Now, maybe you noticed throughout the previous section that I made zero reference to theme until that last sentence. Or maybe it didn’t cross your mind at all, in which case such singular obliviousness would equate to the actual experience of playing the game. To say that Crazy Creatures of Dr. Gloom is not thematic is an understatement. The mad scientist veneer is simply a nice excuse for the cute monster artwork, which admittedly is good in a light-hearted style. Yes, Trolliphants are indeed very cool, but you’re not really making them. You’re simply trying to shed your hand and proceed to do so without thematic consideration. This is decidedly a mechanically driven title and could even be played with some creative culling of a standard 52-card deck.
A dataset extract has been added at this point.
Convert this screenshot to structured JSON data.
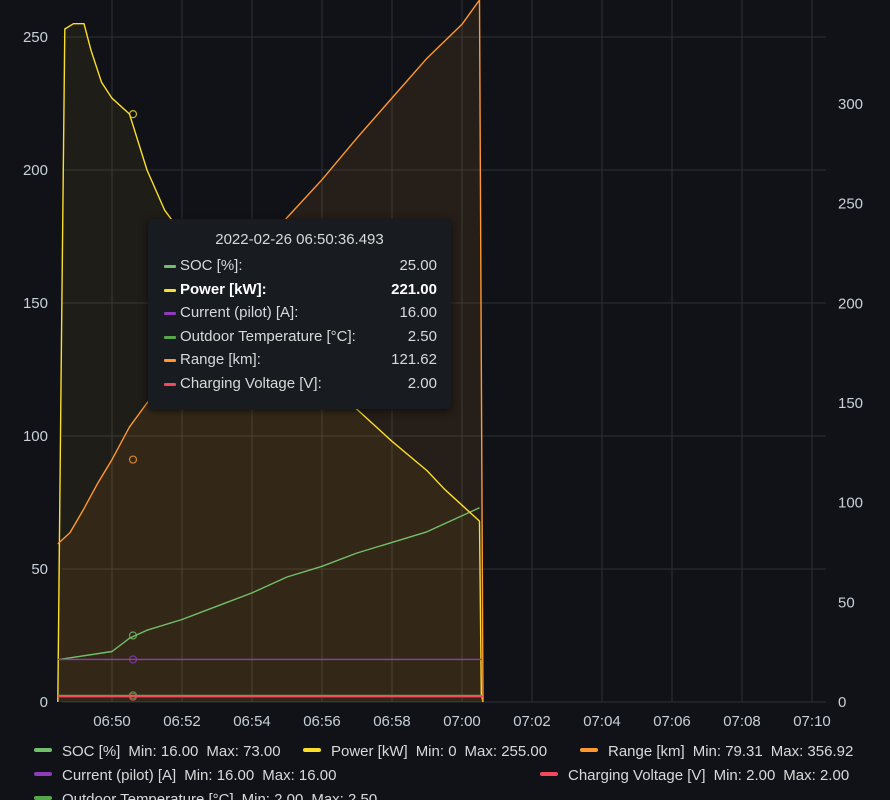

To be sure, those mechanics are solid. The rules are simple, as is the actual game play. This is not a terribly deep title, nor is it designed as such. However, like all card games, skilled play does require some subtle strategy. By making an opponent draw from the reserve deck, you can deliciously stick an opponent with an extra card at an inopportune time. This minor spite element will be familiar to any seasoned card gamer. I mean, who doesn’t get a kick out of schluffing the Queen of Spades off to an unsuspecting schmuck in a game of Hearts?
But unlike trick taking games, you’re not necessarily stuck with that extra card in Crazy Creatures. You have the chance of getting rid of it in a subsequent turn. On the other hand, rather than be a jerk, flipping a machine card may prove more advantageous to both aid your own progress and impede that of others. Observation and awareness, two traditional card gaming virtues, will serve you well here, too.
As a pure card game, Crazy Creatures will appeal on different levels, but suit a few situations nicely. For serious hobby gamers, Dr. Gloom’s monstrosities will serve as a nice quick filler before, between, or after other titles. For dyed-in-the-wool card gamers, the horrifying reanimations should provide a bit lighter fare, I’d say in the same vein as Gin or Rummy. For casual gamers, the mad Herr Doktor will prove an enjoyable social experience on the same level of something like Tichu (only quicker). And as for families, the fiendish laboratory experiments will offer a relaxed bonding time similar to Uno or Phase 10 – and can even teach younger kids basic numbers and critical thinking.
Crazy Creatures of Dr. Gloom is accessible to a broad range of groups, plays smoothly, and moves briskly. These little beasts transport easily, set-up quickly, and require no food. It’s even easy enough to skip the writing pad and keep score in your heads. If you’re looking for a thematic mad scientist game, this title will not fulfill. It is not very deep and won’t be an instant classic. But as a light, traditional-style card game with some subtle strategy and spite, it should deliver well as a filler, for social gaming, and for families.
iSlaytheDragon would like to thank Stronghold Games for providing a review copy of Crazy Creatures of Dr. Gloom.